EXERCISE GOAL:
Copy every line of the material below exactly.

• • •

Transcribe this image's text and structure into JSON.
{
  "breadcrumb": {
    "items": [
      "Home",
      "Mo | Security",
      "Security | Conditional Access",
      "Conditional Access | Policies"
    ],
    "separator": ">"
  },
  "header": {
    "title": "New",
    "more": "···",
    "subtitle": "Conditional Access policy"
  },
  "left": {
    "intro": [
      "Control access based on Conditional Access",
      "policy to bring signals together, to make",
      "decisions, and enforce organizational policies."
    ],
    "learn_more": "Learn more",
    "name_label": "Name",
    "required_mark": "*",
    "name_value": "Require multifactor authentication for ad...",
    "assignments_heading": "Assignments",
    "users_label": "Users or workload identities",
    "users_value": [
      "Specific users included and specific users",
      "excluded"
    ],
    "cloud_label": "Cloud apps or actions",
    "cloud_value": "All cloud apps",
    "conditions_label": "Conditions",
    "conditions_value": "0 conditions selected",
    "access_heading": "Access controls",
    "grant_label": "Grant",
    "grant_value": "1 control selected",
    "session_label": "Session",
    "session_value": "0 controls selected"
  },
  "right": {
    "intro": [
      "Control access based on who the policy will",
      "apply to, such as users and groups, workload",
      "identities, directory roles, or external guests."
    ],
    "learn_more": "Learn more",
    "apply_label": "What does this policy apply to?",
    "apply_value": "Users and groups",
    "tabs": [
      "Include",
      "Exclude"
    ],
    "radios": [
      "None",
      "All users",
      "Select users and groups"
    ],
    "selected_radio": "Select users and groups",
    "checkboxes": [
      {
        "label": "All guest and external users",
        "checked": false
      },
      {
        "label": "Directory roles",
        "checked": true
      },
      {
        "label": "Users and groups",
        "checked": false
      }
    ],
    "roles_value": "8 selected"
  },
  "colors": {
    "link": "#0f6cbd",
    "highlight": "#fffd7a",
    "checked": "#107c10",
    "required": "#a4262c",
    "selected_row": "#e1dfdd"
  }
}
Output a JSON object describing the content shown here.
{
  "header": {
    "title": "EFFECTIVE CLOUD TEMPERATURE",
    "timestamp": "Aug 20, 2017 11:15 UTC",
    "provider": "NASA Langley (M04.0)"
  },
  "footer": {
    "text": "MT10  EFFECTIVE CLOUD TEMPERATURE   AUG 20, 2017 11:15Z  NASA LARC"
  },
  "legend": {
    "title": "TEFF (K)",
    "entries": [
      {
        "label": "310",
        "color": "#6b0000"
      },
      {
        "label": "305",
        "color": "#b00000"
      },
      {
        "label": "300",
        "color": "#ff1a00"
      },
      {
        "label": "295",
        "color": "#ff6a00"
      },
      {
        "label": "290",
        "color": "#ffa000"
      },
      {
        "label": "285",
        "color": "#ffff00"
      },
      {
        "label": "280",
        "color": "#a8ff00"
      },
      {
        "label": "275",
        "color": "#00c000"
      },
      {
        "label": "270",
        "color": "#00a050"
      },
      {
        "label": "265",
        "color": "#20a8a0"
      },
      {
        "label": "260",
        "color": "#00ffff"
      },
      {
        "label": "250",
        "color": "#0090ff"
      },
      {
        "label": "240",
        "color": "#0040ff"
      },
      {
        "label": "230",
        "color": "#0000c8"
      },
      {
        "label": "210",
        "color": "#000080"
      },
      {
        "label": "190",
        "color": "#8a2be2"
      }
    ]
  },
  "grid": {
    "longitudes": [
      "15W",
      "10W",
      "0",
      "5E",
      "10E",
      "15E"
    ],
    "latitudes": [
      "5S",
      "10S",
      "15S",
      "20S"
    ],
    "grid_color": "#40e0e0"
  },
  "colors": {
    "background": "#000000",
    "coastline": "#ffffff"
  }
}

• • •

THE COMPLETED TASK:
Transcribe this image's text and structure into JSON.
{
  "breadcrumb": {
    "items": [
      "Home",
      "Mo | Security",
      "Security | Conditional Access",
      "Conditional Access | Policies"
    ],
    "separator": ">"
  },
  "header": {
    "title": "New",
    "more": "···",
    "subtitle": "Conditional Access policy"
  },
  "left": {
    "intro": [
      "Control access based on Conditional Access",
      "policy to bring signals together, to make",
      "decisions, and enforce organizational policies."
    ],
    "learn_more": "Learn more",
    "name_label": "Name",
    "required_mark": "*",
    "name_value": "Require multifactor authentication for ad...",
    "assignments_heading": "Assignments",
    "users_label": "Users or workload identities",
    "users_value": [
      "Specific users included and specific users",
      "excluded"
    ],
    "cloud_label": "Cloud apps or actions",
    "cloud_value": "All cloud apps",
    "conditions_label": "Conditions",
    "conditions_value": "0 conditions selected",
    "access_heading": "Access controls",
    "grant_label": "Grant",
    "grant_value": "1 control selected",
    "session_label": "Session",
    "session_value": "0 controls selected"
  },
  "right": {
    "intro": [
      "Control access based on who the policy will",
      "apply to, such as users and groups, workload",
      "identities, directory roles, or external guests."
    ],
    "learn_more": "Learn more",
    "apply_label": "What does this policy apply to?",
    "apply_value": "Users and groups",
    "tabs": [
      "Include",
      "Exclude"
    ],
    "radios": [
      "None",
      "All users",
      "Select users and groups"
    ],
    "selected_radio": "Select users and groups",
    "checkboxes": [
      {
        "label": "All guest and external users",
        "checked": false
      },
      {
        "label": "Directory roles",
        "checked": true
      },
      {
        "label": "Users and groups",
        "checked": false
      }
    ],
    "roles_value": "8 selected"
  },
  "colors": {
    "link": "#0f6cbd",
    "highlight": "#fffd7a",
    "checked": "#107c10",
    "required": "#a4262c",
    "selected_row": "#e1dfdd"
  }
}
Output a JSON object describing the content shown here.
{
  "header": {
    "title": "EFFECTIVE CLOUD TEMPERATURE",
    "timestamp": "Aug 20, 2017 11:15 UTC",
    "provider": "NASA Langley (M04.0)"
  },
  "footer": {
    "text": "MT10  EFFECTIVE CLOUD TEMPERATURE   AUG 20, 2017 11:15Z  NASA LARC"
  },
  "legend": {
    "title": "TEFF (K)",
    "entries": [
      {
        "label": "310",
        "color": "#6b0000"
      },
      {
        "label": "305",
        "color": "#b00000"
      },
      {
        "label": "300",
        "color": "#ff1a00"
      },
      {
        "label": "295",
        "color": "#ff6a00"
      },
      {
        "label": "290",
        "color": "#ffa000"
      },
      {
        "label": "285",
        "color": "#ffff00"
      },
      {
        "label": "280",
        "color": "#a8ff00"
      },
      {
        "label": "275",
        "color": "#00c000"
      },
      {
        "label": "270",
        "color": "#00a050"
      },
      {
        "label": "265",
        "color": "#20a8a0"
      },
      {
        "label": "260",
        "color": "#00ffff"
      },
      {
        "label": "250",
        "color": "#0090ff"
      },
      {
        "label": "240",
        "color": "#0040ff"
      },
      {
        "label": "230",
        "color": "#0000c8"
      },
      {
        "label": "210",
        "color": "#000080"
      },
      {
        "label": "190",
        "color": "#8a2be2"
      }
    ]
  },
  "grid": {
    "longitudes": [
      "15W",
      "10W",
      "0",
      "5E",
      "10E",
      "15E"
    ],
    "latitudes": [
      "5S",
      "10S",
      "15S",
      "20S"
    ],
    "grid_color": "#40e0e0"
  },
  "colors": {
    "background": "#000000",
    "coastline": "#ffffff"
  }
}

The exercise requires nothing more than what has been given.